- _Provided records_
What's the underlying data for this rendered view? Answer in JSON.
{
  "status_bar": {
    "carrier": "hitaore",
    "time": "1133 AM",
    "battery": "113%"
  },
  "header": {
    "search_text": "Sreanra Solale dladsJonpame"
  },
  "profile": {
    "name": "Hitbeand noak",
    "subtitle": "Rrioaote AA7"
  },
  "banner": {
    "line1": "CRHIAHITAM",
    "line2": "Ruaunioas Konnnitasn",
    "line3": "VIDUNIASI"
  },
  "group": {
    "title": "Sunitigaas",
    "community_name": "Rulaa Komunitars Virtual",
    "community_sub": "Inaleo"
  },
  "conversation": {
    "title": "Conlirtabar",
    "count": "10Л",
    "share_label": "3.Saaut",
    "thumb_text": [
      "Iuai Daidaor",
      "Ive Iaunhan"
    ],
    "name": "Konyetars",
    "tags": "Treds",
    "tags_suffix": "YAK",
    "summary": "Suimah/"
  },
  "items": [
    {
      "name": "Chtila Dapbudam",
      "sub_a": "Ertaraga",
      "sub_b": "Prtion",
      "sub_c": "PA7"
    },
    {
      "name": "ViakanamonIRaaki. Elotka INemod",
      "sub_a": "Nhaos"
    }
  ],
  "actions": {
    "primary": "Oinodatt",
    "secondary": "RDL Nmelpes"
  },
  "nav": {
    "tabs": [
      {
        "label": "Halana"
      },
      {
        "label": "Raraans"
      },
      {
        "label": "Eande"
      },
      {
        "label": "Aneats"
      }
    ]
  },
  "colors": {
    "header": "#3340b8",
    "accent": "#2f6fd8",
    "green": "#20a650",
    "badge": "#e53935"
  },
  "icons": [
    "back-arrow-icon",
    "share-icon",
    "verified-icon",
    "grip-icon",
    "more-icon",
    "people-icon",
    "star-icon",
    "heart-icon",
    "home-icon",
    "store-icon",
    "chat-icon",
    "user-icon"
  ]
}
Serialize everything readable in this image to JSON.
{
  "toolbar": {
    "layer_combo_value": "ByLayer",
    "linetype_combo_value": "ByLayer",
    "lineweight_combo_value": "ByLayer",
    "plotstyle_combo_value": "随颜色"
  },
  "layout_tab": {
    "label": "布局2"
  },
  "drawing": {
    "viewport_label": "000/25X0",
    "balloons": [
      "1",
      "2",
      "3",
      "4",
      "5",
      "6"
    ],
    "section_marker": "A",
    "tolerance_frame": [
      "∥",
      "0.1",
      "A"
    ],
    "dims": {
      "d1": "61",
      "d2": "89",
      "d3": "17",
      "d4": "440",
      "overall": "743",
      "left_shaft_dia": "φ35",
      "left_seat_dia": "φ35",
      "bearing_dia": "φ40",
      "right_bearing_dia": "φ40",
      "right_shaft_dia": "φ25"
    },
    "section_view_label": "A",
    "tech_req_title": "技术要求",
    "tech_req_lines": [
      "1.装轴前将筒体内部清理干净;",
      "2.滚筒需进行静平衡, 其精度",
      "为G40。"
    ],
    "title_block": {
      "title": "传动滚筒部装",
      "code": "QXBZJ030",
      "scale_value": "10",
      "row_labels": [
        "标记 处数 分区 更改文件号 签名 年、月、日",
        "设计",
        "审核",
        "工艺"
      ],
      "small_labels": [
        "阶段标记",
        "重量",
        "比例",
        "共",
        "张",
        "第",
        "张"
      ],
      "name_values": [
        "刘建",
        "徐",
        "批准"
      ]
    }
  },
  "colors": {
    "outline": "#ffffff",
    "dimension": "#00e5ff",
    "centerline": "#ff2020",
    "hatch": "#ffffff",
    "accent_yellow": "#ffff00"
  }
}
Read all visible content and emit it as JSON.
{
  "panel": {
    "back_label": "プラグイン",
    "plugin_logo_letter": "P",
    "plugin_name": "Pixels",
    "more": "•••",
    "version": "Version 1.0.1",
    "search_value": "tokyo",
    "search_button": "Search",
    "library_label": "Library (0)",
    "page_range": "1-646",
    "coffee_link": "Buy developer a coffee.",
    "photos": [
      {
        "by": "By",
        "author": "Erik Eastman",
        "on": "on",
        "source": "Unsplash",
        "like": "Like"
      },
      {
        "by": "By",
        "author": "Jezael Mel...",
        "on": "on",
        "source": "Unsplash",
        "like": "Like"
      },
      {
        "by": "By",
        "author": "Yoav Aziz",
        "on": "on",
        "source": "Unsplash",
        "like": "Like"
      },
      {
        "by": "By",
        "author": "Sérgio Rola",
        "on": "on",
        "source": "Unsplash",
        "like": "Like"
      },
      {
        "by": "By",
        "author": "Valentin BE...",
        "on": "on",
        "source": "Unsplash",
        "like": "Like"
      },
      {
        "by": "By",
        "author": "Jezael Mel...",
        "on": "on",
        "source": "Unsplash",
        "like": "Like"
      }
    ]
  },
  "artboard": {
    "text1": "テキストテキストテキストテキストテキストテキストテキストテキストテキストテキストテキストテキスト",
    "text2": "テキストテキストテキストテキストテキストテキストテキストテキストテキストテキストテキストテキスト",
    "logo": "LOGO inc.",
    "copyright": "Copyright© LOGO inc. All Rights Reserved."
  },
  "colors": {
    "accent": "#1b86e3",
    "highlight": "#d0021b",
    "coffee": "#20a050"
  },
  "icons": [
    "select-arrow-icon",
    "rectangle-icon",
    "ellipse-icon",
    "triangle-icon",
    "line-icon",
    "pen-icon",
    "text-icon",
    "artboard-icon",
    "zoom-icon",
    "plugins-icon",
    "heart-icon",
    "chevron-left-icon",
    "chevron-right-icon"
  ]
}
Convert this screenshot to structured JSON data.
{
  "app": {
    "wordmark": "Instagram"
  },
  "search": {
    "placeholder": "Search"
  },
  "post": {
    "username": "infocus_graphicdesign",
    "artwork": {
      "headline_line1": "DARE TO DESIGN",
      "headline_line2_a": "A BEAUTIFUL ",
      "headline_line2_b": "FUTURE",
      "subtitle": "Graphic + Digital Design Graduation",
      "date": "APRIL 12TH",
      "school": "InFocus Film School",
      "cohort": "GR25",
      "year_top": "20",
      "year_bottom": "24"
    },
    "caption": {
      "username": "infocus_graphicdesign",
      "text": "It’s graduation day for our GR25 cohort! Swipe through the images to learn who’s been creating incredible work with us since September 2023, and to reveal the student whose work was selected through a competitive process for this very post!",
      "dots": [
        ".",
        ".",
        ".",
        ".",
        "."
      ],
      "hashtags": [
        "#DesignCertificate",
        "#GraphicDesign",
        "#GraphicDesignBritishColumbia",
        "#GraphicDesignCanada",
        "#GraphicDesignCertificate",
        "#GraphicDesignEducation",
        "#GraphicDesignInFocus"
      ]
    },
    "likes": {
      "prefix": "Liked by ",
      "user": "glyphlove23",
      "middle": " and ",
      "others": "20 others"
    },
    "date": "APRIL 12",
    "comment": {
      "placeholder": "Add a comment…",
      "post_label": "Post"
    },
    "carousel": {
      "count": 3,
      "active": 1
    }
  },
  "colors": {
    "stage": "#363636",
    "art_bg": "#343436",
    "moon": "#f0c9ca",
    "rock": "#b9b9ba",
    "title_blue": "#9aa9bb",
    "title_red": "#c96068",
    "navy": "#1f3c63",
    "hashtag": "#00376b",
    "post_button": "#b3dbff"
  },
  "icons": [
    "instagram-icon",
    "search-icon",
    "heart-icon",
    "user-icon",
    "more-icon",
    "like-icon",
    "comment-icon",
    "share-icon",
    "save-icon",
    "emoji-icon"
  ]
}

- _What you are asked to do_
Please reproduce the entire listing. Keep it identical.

- _Task result_
What's the underlying data for this rendered view? Answer in JSON.
{
  "status_bar": {
    "carrier": "hitaore",
    "time": "1133 AM",
    "battery": "113%"
  },
  "header": {
    "search_text": "Sreanra Solale dladsJonpame"
  },
  "profile": {
    "name": "Hitbeand noak",
    "subtitle": "Rrioaote AA7"
  },
  "banner": {
    "line1": "CRHIAHITAM",
    "line2": "Ruaunioas Konnnitasn",
    "line3": "VIDUNIASI"
  },
  "group": {
    "title": "Sunitigaas",
    "community_name": "Rulaa Komunitars Virtual",
    "community_sub": "Inaleo"
  },
  "conversation": {
    "title": "Conlirtabar",
    "count": "10Л",
    "share_label": "3.Saaut",
    "thumb_text": [
      "Iuai Daidaor",
      "Ive Iaunhan"
    ],
    "name": "Konyetars",
    "tags": "Treds",
    "tags_suffix": "YAK",
    "summary": "Suimah/"
  },
  "items": [
    {
      "name": "Chtila Dapbudam",
      "sub_a": "Ertaraga",
      "sub_b": "Prtion",
      "sub_c": "PA7"
    },
    {
      "name": "ViakanamonIRaaki. Elotka INemod",
      "sub_a": "Nhaos"
    }
  ],
  "actions": {
    "primary": "Oinodatt",
    "secondary": "RDL Nmelpes"
  },
  "nav": {
    "tabs": [
      {
        "label": "Halana"
      },
      {
        "label": "Raraans"
      },
      {
        "label": "Eande"
      },
      {
        "label": "Aneats"
      }
    ]
  },
  "colors": {
    "header": "#3340b8",
    "accent": "#2f6fd8",
    "green": "#20a650",
    "badge": "#e53935"
  },
  "icons": [
    "back-arrow-icon",
    "share-icon",
    "verified-icon",
    "grip-icon",
    "more-icon",
    "people-icon",
    "star-icon",
    "heart-icon",
    "home-icon",
    "store-icon",
    "chat-icon",
    "user-icon"
  ]
}
Serialize everything readable in this image to JSON.
{
  "toolbar": {
    "layer_combo_value": "ByLayer",
    "linetype_combo_value": "ByLayer",
    "lineweight_combo_value": "ByLayer",
    "plotstyle_combo_value": "随颜色"
  },
  "layout_tab": {
    "label": "布局2"
  },
  "drawing": {
    "viewport_label": "000/25X0",
    "balloons": [
      "1",
      "2",
      "3",
      "4",
      "5",
      "6"
    ],
    "section_marker": "A",
    "tolerance_frame": [
      "∥",
      "0.1",
      "A"
    ],
    "dims": {
      "d1": "61",
      "d2": "89",
      "d3": "17",
      "d4": "440",
      "overall": "743",
      "left_shaft_dia": "φ35",
      "left_seat_dia": "φ35",
      "bearing_dia": "φ40",
      "right_bearing_dia": "φ40",
      "right_shaft_dia": "φ25"
    },
    "section_view_label": "A",
    "tech_req_title": "技术要求",
    "tech_req_lines": [
      "1.装轴前将筒体内部清理干净;",
      "2.滚筒需进行静平衡, 其精度",
      "为G40。"
    ],
    "title_block": {
      "title": "传动滚筒部装",
      "code": "QXBZJ030",
      "scale_value": "10",
      "row_labels": [
        "标记 处数 分区 更改文件号 签名 年、月、日",
        "设计",
        "审核",
        "工艺"
      ],
      "small_labels": [
        "阶段标记",
        "重量",
        "比例",
        "共",
        "张",
        "第",
        "张"
      ],
      "name_values": [
        "刘建",
        "徐",
        "批准"
      ]
    }
  },
  "colors": {
    "outline": "#ffffff",
    "dimension": "#00e5ff",
    "centerline": "#ff2020",
    "hatch": "#ffffff",
    "accent_yellow": "#ffff00"
  }
}
Read all visible content and emit it as JSON.
{
  "panel": {
    "back_label": "プラグイン",
    "plugin_logo_letter": "P",
    "plugin_name": "Pixels",
    "more": "•••",
    "version": "Version 1.0.1",
    "search_value": "tokyo",
    "search_button": "Search",
    "library_label": "Library (0)",
    "page_range": "1-646",
    "coffee_link": "Buy developer a coffee.",
    "photos": [
      {
        "by": "By",
        "author": "Erik Eastman",
        "on": "on",
        "source": "Unsplash",
        "like": "Like"
      },
      {
        "by": "By",
        "author": "Jezael Mel...",
        "on": "on",
        "source": "Unsplash",
        "like": "Like"
      },
      {
        "by": "By",
        "author": "Yoav Aziz",
        "on": "on",
        "source": "Unsplash",
        "like": "Like"
      },
      {
        "by": "By",
        "author": "Sérgio Rola",
        "on": "on",
        "source": "Unsplash",
        "like": "Like"
      },
      {
        "by": "By",
        "author": "Valentin BE...",
        "on": "on",
        "source": "Unsplash",
        "like": "Like"
      },
      {
        "by": "By",
        "author": "Jezael Mel...",
        "on": "on",
        "source": "Unsplash",
        "like": "Like"
      }
    ]
  },
  "artboard": {
    "text1": "テキストテキストテキストテキストテキストテキストテキストテキストテキストテキストテキストテキスト",
    "text2": "テキストテキストテキストテキストテキストテキストテキストテキストテキストテキストテキストテキスト",
    "logo": "LOGO inc.",
    "copyright": "Copyright© LOGO inc. All Rights Reserved."
  },
  "colors": {
    "accent": "#1b86e3",
    "highlight": "#d0021b",
    "coffee": "#20a050"
  },
  "icons": [
    "select-arrow-icon",
    "rectangle-icon",
    "ellipse-icon",
    "triangle-icon",
    "line-icon",
    "pen-icon",
    "text-icon",
    "artboard-icon",
    "zoom-icon",
    "plugins-icon",
    "heart-icon",
    "chevron-left-icon",
    "chevron-right-icon"
  ]
}
Convert this screenshot to structured JSON data.
{
  "app": {
    "wordmark": "Instagram"
  },
  "search": {
    "placeholder": "Search"
  },
  "post": {
    "username": "infocus_graphicdesign",
    "artwork": {
      "headline_line1": "DARE TO DESIGN",
      "headline_line2_a": "A BEAUTIFUL ",
      "headline_line2_b": "FUTURE",
      "subtitle": "Graphic + Digital Design Graduation",
      "date": "APRIL 12TH",
      "school": "InFocus Film School",
      "cohort": "GR25",
      "year_top": "20",
      "year_bottom": "24"
    },
    "caption": {
      "username": "infocus_graphicdesign",
      "text": "It’s graduation day for our GR25 cohort! Swipe through the images to learn who’s been creating incredible work with us since September 2023, and to reveal the student whose work was selected through a competitive process for this very post!",
      "dots": [
        ".",
        ".",
        ".",
        ".",
        "."
      ],
      "hashtags": [
        "#DesignCertificate",
        "#GraphicDesign",
        "#GraphicDesignBritishColumbia",
        "#GraphicDesignCanada",
        "#GraphicDesignCertificate",
        "#GraphicDesignEducation",
        "#GraphicDesignInFocus"
      ]
    },
    "likes": {
      "prefix": "Liked by ",
      "user": "glyphlove23",
      "middle": " and ",
      "others": "20 others"
    },
    "date": "APRIL 12",
    "comment": {
      "placeholder": "Add a comment…",
      "post_label": "Post"
    },
    "carousel": {
      "count": 3,
      "active": 1
    }
  },
  "colors": {
    "stage": "#363636",
    "art_bg": "#343436",
    "moon": "#f0c9ca",
    "rock": "#b9b9ba",
    "title_blue": "#9aa9bb",
    "title_red": "#c96068",
    "navy": "#1f3c63",
    "hashtag": "#00376b",
    "post_button": "#b3dbff"
  },
  "icons": [
    "instagram-icon",
    "search-icon",
    "heart-icon",
    "user-icon",
    "more-icon",
    "like-icon",
    "comment-icon",
    "share-icon",
    "save-icon",
    "emoji-icon"
  ]
}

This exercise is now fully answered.